The 2012 Magic in a historical context


It is time to finally put the 2012 season to rest. We have finished our season recap and the Finals are over. The 2013 season begins with Thursday’s Draft. Change has already come to the Magic with the firings of Otis Smith and Stan Van Gundy and the hiring of Rob Hennigan to take Smith’s place.

There are still plenty of loose ends to tie. The Dwightmare is hardly over and will not reach a resolution until likely this summer.

No placement of this past season can be written without mentioning the Dwightmare first. It was the all-encompassing story of the season — it got its own book, for crying out loud — and likely how we will remember the season 10 years from now and beyond.

There was basketball played, believe it or not. The team did make the Playoffs despite a host of injuries sapping an already stretched roster. And the team did stun the league with a win in the postseason opener (before depth finally got the better of it).

This was a season “lost in space” so to speak. The basketball seemed secondary and it took its toll on the team.

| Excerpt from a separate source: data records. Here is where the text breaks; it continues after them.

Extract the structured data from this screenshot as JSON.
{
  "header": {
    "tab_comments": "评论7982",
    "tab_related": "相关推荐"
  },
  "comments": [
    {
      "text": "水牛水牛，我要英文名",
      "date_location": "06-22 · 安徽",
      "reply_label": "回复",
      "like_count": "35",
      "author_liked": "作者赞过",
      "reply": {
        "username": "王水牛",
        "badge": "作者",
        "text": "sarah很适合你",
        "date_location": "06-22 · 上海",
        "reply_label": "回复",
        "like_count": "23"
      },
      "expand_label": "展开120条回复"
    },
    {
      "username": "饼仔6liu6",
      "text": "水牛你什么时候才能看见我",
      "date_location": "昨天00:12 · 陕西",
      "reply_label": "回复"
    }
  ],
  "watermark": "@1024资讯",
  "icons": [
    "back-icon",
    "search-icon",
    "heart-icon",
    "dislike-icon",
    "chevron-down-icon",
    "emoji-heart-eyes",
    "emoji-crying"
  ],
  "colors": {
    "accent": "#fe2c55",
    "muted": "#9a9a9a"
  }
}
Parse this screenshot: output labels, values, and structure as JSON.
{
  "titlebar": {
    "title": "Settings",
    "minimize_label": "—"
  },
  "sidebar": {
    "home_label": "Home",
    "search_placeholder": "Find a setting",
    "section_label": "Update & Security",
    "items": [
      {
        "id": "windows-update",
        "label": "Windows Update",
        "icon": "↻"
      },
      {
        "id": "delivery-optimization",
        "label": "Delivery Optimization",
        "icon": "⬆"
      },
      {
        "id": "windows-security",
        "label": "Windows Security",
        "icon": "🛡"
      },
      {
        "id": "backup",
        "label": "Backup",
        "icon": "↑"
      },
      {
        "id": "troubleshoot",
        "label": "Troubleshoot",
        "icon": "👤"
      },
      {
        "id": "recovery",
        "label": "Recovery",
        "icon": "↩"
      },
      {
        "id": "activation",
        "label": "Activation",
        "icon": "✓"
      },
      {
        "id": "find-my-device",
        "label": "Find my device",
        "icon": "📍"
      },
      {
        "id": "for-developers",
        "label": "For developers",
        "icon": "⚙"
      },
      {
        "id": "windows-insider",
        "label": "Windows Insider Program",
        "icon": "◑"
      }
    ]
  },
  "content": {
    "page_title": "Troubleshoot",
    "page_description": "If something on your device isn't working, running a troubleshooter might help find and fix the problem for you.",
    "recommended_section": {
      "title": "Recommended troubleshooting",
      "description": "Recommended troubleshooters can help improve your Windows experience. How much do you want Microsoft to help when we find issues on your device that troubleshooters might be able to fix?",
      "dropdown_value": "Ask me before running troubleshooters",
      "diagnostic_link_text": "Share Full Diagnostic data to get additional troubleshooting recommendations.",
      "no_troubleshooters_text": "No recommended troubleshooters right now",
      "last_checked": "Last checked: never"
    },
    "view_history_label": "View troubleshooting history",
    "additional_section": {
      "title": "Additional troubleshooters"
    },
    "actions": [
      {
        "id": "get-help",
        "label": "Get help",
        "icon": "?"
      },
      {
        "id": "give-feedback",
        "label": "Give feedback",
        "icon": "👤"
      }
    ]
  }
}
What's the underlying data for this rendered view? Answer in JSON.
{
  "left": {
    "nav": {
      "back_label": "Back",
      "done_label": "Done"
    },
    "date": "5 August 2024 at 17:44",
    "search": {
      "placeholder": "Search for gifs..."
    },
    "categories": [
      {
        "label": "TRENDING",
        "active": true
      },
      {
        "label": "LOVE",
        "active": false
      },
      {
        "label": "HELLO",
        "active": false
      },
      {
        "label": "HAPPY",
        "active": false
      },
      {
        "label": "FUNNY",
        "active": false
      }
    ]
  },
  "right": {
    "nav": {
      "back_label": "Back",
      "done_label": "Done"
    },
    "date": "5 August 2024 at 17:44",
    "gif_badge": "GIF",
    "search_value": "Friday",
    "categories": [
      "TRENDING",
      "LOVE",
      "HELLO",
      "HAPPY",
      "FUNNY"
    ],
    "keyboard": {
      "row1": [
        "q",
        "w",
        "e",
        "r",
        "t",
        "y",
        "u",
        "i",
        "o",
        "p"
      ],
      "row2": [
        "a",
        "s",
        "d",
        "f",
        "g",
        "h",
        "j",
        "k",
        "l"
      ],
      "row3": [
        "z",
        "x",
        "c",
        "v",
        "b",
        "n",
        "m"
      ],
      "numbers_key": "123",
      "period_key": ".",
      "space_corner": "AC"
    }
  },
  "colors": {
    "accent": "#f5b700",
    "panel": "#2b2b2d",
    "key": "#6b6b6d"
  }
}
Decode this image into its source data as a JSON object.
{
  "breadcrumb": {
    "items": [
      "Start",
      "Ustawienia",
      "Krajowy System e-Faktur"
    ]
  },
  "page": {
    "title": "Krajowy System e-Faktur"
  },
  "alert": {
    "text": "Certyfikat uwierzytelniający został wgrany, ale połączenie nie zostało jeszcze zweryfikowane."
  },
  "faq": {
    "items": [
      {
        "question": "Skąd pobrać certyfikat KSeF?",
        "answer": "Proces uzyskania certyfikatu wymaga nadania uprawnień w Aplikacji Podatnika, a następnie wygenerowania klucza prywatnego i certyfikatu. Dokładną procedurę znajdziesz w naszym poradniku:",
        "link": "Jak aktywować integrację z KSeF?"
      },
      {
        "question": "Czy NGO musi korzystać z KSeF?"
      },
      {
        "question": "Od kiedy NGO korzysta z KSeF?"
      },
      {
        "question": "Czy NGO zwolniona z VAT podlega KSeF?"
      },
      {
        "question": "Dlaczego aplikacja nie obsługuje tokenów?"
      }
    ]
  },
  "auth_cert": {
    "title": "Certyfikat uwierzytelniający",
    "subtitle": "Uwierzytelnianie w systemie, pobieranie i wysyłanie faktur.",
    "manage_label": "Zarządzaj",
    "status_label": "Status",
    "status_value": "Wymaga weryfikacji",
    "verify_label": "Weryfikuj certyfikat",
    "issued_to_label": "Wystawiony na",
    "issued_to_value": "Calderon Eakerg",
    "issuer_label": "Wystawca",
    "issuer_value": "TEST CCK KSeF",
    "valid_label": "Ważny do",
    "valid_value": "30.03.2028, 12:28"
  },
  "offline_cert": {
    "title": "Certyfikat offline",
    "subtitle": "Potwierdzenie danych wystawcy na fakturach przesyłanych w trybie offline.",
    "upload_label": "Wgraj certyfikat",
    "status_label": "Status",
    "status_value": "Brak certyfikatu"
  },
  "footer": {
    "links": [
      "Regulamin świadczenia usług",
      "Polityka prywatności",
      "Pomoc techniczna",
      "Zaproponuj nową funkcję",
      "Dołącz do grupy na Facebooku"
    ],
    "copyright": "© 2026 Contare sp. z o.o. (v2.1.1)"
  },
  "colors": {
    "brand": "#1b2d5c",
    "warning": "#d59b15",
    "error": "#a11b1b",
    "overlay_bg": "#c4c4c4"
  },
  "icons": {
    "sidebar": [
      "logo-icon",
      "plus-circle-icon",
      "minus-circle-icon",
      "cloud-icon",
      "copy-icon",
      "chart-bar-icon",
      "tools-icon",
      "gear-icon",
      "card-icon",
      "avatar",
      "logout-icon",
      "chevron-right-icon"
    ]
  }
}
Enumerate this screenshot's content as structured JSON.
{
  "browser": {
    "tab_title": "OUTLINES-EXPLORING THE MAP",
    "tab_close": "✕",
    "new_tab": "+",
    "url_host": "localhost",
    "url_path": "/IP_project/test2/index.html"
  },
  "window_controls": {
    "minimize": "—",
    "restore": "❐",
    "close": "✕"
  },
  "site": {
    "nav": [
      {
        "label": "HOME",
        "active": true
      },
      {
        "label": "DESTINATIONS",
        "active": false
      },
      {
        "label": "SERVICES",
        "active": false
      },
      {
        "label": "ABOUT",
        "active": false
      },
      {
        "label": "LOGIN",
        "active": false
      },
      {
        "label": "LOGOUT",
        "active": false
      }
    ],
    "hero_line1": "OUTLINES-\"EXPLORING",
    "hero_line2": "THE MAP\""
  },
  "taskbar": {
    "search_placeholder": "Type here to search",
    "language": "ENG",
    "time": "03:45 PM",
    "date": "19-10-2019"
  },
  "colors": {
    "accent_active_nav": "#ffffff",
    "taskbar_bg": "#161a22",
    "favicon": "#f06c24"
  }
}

Trying to evaluate what happened in the season and placing it someplace in the pantheon of Magic basketball is extremely difficult. This was an imperfect team made worse by the off-court distractions and then the injuries at the end of the season. Despite the warm feelings they produced in their run at the end of the season, it was an extremely flawed team.

The season was more about what happened off the court and so it should be no surprise the play on the court suffered. The 2012 team may very well have been Orlando’s worst playoff team. This was a team that performed perhaps at expectations — Orlando finished with two more wins than expected, according to Basketball-Reference — which did not help things. Because the off-court distraction necessitated the team being good, it made the season bitterly disappointing. Especially when you remember the team was playing well, third in the East, until disaster struck.

This was a Magic team with a lot of potential that showed through at a lot of times.  But there were plenty of moments when the team showed how futile it could be.

A one-week stretch in January showed this team’s character in a lot of ways.

It started on a Monday in Boston when the team posted its lowest scoring total in franchise history, a level of infamy and frustration that had an already paniced fan base pretty frustrated. The following night, Orlando broke through and blew out Indiana on the road with Howard passing Nick Anderson for the team’s all-time points lead.

Then Thursday came. Orlando raced out to a 27-point lead against that very same Boston team, only to wilt into a shell and let the lead slip at home. It was an inexcusable loss — on national TV, no less — that was perhaps the realization that the Magic were not going anywhere and were simply drifting toward the end of the season.

Things were made worse the following night when the Hornets blew the Magic out without their best player, Eric Gordon, and left Dwight Howard publicly questioning his team’s effort. His second foot was making its way to join his other one out the door, you could say.

J.J. Redick said after the season ended that a team doesn’t score 54 points without problems. Orlando had failed to break 60 twice and blew a 27-point lead in a matter of five days.

Things did get better. The season was hardly a slow descent into the abyss.

It was still pretty bad though.

Orlando’s defense went from one of the top defenses in the league to the middle. This while not improving offensively and having less variety on that side of the ball. This year’s Magic team had the lowest free throw rate in team history and is the only team in franchise history to have a free throw rate less than 20.0%.

That is simply not good.

More than anything, there just was not a reason to be excited to watch this team play until the “We All We Got” days at the end of the season. This, more than anything will be why this team could be remembered as the worst of the Magic’s Playoff teams.

Sure, there was more talent on this team than the 2003 team that took the Pistons to seven games or, maybe even the 1997 team that took the Heat to five in the first round. But there just was not the unbridled hope for the future.

Tracy McGrady and Penny Hardaway gave those teams a lot of hope (before the team eventually plummeted down into the depths of mediocrity… perhaps a preview of where we are heading). The atmosphere around those teams was not as toxic as this one.

Even the part of the season fans could get really behind was tinged with ultimate disappointment. As much fun as the We All We Got team was, it was not a great team. It lacked depth, would go long stretches without scoring and struggled to rebound. A full season with that crew might have given Stan Van Gundy nightmares despite how hard the team played.

This was one strange, strange season for a number of reasons. The Dwight Howard stuff notwithstanding. There just was not a real special reason to remember 2012. For that, it might very well be the worst Playoff team in the franchise’s history.